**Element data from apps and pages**
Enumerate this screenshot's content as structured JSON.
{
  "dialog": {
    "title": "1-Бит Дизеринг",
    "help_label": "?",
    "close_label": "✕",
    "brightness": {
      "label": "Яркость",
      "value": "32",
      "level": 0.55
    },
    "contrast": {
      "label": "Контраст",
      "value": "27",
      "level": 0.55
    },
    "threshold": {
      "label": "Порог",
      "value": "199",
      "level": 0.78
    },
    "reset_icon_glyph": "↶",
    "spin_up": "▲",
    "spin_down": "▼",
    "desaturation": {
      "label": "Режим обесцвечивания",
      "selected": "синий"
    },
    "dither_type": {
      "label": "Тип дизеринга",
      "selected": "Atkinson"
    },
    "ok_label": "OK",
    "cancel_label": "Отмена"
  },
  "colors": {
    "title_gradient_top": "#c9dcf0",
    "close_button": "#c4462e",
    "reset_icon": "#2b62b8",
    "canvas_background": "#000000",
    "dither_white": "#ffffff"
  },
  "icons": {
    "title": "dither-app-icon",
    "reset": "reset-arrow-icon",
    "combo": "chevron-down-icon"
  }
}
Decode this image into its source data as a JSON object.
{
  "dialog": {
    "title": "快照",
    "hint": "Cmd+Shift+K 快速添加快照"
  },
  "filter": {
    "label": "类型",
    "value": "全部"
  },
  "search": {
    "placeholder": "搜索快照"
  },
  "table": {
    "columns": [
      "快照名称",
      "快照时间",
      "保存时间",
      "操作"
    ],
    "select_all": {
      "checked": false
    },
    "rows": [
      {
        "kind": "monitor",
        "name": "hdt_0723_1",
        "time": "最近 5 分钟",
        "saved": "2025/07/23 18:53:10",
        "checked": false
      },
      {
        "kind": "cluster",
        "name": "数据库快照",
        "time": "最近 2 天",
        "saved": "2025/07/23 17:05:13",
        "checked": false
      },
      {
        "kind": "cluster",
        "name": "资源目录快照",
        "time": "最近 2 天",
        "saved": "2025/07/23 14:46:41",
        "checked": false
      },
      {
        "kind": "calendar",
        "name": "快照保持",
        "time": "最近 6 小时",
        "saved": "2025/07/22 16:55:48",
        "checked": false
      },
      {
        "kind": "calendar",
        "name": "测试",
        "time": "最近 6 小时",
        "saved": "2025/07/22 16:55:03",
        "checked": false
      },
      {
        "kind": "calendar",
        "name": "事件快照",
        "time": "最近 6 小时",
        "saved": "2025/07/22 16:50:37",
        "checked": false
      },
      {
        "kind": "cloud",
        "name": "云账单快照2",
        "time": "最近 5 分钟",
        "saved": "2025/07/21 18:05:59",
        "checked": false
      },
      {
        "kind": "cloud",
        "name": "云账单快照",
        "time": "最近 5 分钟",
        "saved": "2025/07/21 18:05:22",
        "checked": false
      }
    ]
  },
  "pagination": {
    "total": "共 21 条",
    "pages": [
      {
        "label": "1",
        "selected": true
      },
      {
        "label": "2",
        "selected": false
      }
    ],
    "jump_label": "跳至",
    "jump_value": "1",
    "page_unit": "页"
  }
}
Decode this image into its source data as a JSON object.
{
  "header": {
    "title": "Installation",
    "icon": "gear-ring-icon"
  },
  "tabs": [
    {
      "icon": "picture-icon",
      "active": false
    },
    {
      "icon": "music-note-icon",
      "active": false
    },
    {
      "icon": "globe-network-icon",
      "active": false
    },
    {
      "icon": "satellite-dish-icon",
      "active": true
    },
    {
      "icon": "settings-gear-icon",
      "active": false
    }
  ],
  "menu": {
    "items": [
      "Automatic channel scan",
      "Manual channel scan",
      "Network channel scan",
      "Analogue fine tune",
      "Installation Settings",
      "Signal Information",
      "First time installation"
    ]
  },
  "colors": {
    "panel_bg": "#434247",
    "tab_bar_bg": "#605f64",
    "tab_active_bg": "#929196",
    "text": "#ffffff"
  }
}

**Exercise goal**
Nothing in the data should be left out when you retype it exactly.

**Answer for this exercise**
Enumerate this screenshot's content as structured JSON.
{
  "dialog": {
    "title": "1-Бит Дизеринг",
    "help_label": "?",
    "close_label": "✕",
    "brightness": {
      "label": "Яркость",
      "value": "32",
      "level": 0.55
    },
    "contrast": {
      "label": "Контраст",
      "value": "27",
      "level": 0.55
    },
    "threshold": {
      "label": "Порог",
      "value": "199",
      "level": 0.78
    },
    "reset_icon_glyph": "↶",
    "spin_up": "▲",
    "spin_down": "▼",
    "desaturation": {
      "label": "Режим обесцвечивания",
      "selected": "синий"
    },
    "dither_type": {
      "label": "Тип дизеринга",
      "selected": "Atkinson"
    },
    "ok_label": "OK",
    "cancel_label": "Отмена"
  },
  "colors": {
    "title_gradient_top": "#c9dcf0",
    "close_button": "#c4462e",
    "reset_icon": "#2b62b8",
    "canvas_background": "#000000",
    "dither_white": "#ffffff"
  },
  "icons": {
    "title": "dither-app-icon",
    "reset": "reset-arrow-icon",
    "combo": "chevron-down-icon"
  }
}
Decode this image into its source data as a JSON object.
{
  "dialog": {
    "title": "快照",
    "hint": "Cmd+Shift+K 快速添加快照"
  },
  "filter": {
    "label": "类型",
    "value": "全部"
  },
  "search": {
    "placeholder": "搜索快照"
  },
  "table": {
    "columns": [
      "快照名称",
      "快照时间",
      "保存时间",
      "操作"
    ],
    "select_all": {
      "checked": false
    },
    "rows": [
      {
        "kind": "monitor",
        "name": "hdt_0723_1",
        "time": "最近 5 分钟",
        "saved": "2025/07/23 18:53:10",
        "checked": false
      },
      {
        "kind": "cluster",
        "name": "数据库快照",
        "time": "最近 2 天",
        "saved": "2025/07/23 17:05:13",
        "checked": false
      },
      {
        "kind": "cluster",
        "name": "资源目录快照",
        "time": "最近 2 天",
        "saved": "2025/07/23 14:46:41",
        "checked": false
      },
      {
        "kind": "calendar",
        "name": "快照保持",
        "time": "最近 6 小时",
        "saved": "2025/07/22 16:55:48",
        "checked": false
      },
      {
        "kind": "calendar",
        "name": "测试",
        "time": "最近 6 小时",
        "saved": "2025/07/22 16:55:03",
        "checked": false
      },
      {
        "kind": "calendar",
        "name": "事件快照",
        "time": "最近 6 小时",
        "saved": "2025/07/22 16:50:37",
        "checked": false
      },
      {
        "kind": "cloud",
        "name": "云账单快照2",
        "time": "最近 5 分钟",
        "saved": "2025/07/21 18:05:59",
        "checked": false
      },
      {
        "kind": "cloud",
        "name": "云账单快照",
        "time": "最近 5 分钟",
        "saved": "2025/07/21 18:05:22",
        "checked": false
      }
    ]
  },
  "pagination": {
    "total": "共 21 条",
    "pages": [
      {
        "label": "1",
        "selected": true
      },
      {
        "label": "2",
        "selected": false
      }
    ],
    "jump_label": "跳至",
    "jump_value": "1",
    "page_unit": "页"
  }
}
Decode this image into its source data as a JSON object.
{
  "header": {
    "title": "Installation",
    "icon": "gear-ring-icon"
  },
  "tabs": [
    {
      "icon": "picture-icon",
      "active": false
    },
    {
      "icon": "music-note-icon",
      "active": false
    },
    {
      "icon": "globe-network-icon",
      "active": false
    },
    {
      "icon": "satellite-dish-icon",
      "active": true
    },
    {
      "icon": "settings-gear-icon",
      "active": false
    }
  ],
  "menu": {
    "items": [
      "Automatic channel scan",
      "Manual channel scan",
      "Network channel scan",
      "Analogue fine tune",
      "Installation Settings",
      "Signal Information",
      "First time installation"
    ]
  },
  "colors": {
    "panel_bg": "#434247",
    "tab_bar_bg": "#605f64",
    "tab_active_bg": "#929196",
    "text": "#ffffff"
  }
}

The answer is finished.